───── Study material
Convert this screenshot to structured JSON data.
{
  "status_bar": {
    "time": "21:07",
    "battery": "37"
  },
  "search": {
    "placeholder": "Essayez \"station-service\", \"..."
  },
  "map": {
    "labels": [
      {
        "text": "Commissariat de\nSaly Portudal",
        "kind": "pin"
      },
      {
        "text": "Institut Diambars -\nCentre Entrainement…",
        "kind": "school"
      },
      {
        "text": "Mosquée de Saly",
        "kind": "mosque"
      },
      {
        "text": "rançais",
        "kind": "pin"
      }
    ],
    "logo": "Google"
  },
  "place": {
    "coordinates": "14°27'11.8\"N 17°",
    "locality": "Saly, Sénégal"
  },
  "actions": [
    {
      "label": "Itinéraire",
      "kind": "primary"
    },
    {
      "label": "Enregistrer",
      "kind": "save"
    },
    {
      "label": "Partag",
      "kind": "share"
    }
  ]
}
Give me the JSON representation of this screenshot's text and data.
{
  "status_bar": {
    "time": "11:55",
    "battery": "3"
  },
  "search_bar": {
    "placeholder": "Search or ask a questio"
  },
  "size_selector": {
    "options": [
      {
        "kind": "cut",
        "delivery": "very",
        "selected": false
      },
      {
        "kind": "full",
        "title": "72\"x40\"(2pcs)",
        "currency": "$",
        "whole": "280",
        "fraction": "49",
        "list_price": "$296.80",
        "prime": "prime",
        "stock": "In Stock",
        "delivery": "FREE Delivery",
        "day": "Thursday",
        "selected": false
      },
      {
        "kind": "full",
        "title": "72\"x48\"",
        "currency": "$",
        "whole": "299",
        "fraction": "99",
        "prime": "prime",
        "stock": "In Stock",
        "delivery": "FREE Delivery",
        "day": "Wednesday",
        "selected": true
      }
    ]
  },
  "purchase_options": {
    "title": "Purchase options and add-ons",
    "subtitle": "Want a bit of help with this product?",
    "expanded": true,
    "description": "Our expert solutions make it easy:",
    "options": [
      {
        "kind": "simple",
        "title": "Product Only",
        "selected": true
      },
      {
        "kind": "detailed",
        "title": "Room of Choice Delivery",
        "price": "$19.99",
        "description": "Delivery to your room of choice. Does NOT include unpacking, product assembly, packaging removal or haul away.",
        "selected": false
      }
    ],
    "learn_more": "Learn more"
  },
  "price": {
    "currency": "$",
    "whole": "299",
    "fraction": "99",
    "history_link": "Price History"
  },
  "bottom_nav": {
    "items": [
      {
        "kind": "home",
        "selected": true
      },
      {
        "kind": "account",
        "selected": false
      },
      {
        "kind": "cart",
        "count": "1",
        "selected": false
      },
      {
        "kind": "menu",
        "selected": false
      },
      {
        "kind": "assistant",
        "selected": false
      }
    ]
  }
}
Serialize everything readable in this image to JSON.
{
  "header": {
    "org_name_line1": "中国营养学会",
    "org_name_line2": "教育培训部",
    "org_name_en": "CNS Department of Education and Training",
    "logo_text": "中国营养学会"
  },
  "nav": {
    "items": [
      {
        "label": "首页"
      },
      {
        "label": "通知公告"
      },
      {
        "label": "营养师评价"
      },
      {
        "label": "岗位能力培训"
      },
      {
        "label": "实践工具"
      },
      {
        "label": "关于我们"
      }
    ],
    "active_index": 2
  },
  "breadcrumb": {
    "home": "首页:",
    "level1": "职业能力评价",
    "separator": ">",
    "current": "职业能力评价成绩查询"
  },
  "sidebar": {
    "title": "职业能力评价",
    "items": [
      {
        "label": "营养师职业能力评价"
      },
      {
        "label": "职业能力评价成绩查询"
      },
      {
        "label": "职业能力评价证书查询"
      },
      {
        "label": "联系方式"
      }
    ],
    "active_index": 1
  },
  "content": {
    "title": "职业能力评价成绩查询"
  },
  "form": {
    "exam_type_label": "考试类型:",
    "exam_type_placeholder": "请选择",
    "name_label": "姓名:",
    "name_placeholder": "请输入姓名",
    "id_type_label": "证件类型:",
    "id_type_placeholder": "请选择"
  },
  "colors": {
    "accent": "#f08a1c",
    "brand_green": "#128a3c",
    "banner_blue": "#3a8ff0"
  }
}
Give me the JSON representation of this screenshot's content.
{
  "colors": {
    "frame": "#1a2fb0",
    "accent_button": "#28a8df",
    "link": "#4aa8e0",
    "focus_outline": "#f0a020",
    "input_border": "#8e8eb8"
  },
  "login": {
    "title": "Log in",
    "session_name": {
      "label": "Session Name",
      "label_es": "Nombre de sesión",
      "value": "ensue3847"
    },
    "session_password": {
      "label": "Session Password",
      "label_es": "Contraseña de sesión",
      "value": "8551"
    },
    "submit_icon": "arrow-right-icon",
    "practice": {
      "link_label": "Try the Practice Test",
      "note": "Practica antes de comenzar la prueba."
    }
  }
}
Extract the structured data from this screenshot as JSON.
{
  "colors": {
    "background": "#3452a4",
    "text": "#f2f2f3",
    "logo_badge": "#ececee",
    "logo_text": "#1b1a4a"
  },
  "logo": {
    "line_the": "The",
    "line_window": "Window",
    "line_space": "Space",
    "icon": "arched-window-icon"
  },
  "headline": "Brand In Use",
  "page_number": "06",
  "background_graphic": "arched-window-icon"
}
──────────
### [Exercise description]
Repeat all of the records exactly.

### [Your response]
Convert this screenshot to structured JSON data.
{
  "status_bar": {
    "time": "21:07",
    "battery": "37"
  },
  "search": {
    "placeholder": "Essayez \"station-service\", \"..."
  },
  "map": {
    "labels": [
      {
        "text": "Commissariat de\nSaly Portudal",
        "kind": "pin"
      },
      {
        "text": "Institut Diambars -\nCentre Entrainement…",
        "kind": "school"
      },
      {
        "text": "Mosquée de Saly",
        "kind": "mosque"
      },
      {
        "text": "rançais",
        "kind": "pin"
      }
    ],
    "logo": "Google"
  },
  "place": {
    "coordinates": "14°27'11.8\"N 17°",
    "locality": "Saly, Sénégal"
  },
  "actions": [
    {
      "label": "Itinéraire",
      "kind": "primary"
    },
    {
      "label": "Enregistrer",
      "kind": "save"
    },
    {
      "label": "Partag",
      "kind": "share"
    }
  ]
}
Give me the JSON representation of this screenshot's text and data.
{
  "status_bar": {
    "time": "11:55",
    "battery": "3"
  },
  "search_bar": {
    "placeholder": "Search or ask a questio"
  },
  "size_selector": {
    "options": [
      {
        "kind": "cut",
        "delivery": "very",
        "selected": false
      },
      {
        "kind": "full",
        "title": "72\"x40\"(2pcs)",
        "currency": "$",
        "whole": "280",
        "fraction": "49",
        "list_price": "$296.80",
        "prime": "prime",
        "stock": "In Stock",
        "delivery": "FREE Delivery",
        "day": "Thursday",
        "selected": false
      },
      {
        "kind": "full",
        "title": "72\"x48\"",
        "currency": "$",
        "whole": "299",
        "fraction": "99",
        "prime": "prime",
        "stock": "In Stock",
        "delivery": "FREE Delivery",
        "day": "Wednesday",
        "selected": true
      }
    ]
  },
  "purchase_options": {
    "title": "Purchase options and add-ons",
    "subtitle": "Want a bit of help with this product?",
    "expanded": true,
    "description": "Our expert solutions make it easy:",
    "options": [
      {
        "kind": "simple",
        "title": "Product Only",
        "selected": true
      },
      {
        "kind": "detailed",
        "title": "Room of Choice Delivery",
        "price": "$19.99",
        "description": "Delivery to your room of choice. Does NOT include unpacking, product assembly, packaging removal or haul away.",
        "selected": false
      }
    ],
    "learn_more": "Learn more"
  },
  "price": {
    "currency": "$",
    "whole": "299",
    "fraction": "99",
    "history_link": "Price History"
  },
  "bottom_nav": {
    "items": [
      {
        "kind": "home",
        "selected": true
      },
      {
        "kind": "account",
        "selected": false
      },
      {
        "kind": "cart",
        "count": "1",
        "selected": false
      },
      {
        "kind": "menu",
        "selected": false
      },
      {
        "kind": "assistant",
        "selected": false
      }
    ]
  }
}
Serialize everything readable in this image to JSON.
{
  "header": {
    "org_name_line1": "中国营养学会",
    "org_name_line2": "教育培训部",
    "org_name_en": "CNS Department of Education and Training",
    "logo_text": "中国营养学会"
  },
  "nav": {
    "items": [
      {
        "label": "首页"
      },
      {
        "label": "通知公告"
      },
      {
        "label": "营养师评价"
      },
      {
        "label": "岗位能力培训"
      },
      {
        "label": "实践工具"
      },
      {
        "label": "关于我们"
      }
    ],
    "active_index": 2
  },
  "breadcrumb": {
    "home": "首页:",
    "level1": "职业能力评价",
    "separator": ">",
    "current": "职业能力评价成绩查询"
  },
  "sidebar": {
    "title": "职业能力评价",
    "items": [
      {
        "label": "营养师职业能力评价"
      },
      {
        "label": "职业能力评价成绩查询"
      },
      {
        "label": "职业能力评价证书查询"
      },
      {
        "label": "联系方式"
      }
    ],
    "active_index": 1
  },
  "content": {
    "title": "职业能力评价成绩查询"
  },
  "form": {
    "exam_type_label": "考试类型:",
    "exam_type_placeholder": "请选择",
    "name_label": "姓名:",
    "name_placeholder": "请输入姓名",
    "id_type_label": "证件类型:",
    "id_type_placeholder": "请选择"
  },
  "colors": {
    "accent": "#f08a1c",
    "brand_green": "#128a3c",
    "banner_blue": "#3a8ff0"
  }
}
Give me the JSON representation of this screenshot's content.
{
  "colors": {
    "frame": "#1a2fb0",
    "accent_button": "#28a8df",
    "link": "#4aa8e0",
    "focus_outline": "#f0a020",
    "input_border": "#8e8eb8"
  },
  "login": {
    "title": "Log in",
    "session_name": {
      "label": "Session Name",
      "label_es": "Nombre de sesión",
      "value": "ensue3847"
    },
    "session_password": {
      "label": "Session Password",
      "label_es": "Contraseña de sesión",
      "value": "8551"
    },
    "submit_icon": "arrow-right-icon",
    "practice": {
      "link_label": "Try the Practice Test",
      "note": "Practica antes de comenzar la prueba."
    }
  }
}
Extract the structured data from this screenshot as JSON.
{
  "colors": {
    "background": "#3452a4",
    "text": "#f2f2f3",
    "logo_badge": "#ececee",
    "logo_text": "#1b1a4a"
  },
  "logo": {
    "line_the": "The",
    "line_window": "Window",
    "line_space": "Space",
    "icon": "arched-window-icon"
  },
  "headline": "Brand In Use",
  "page_number": "06",
  "background_graphic": "arched-window-icon"
}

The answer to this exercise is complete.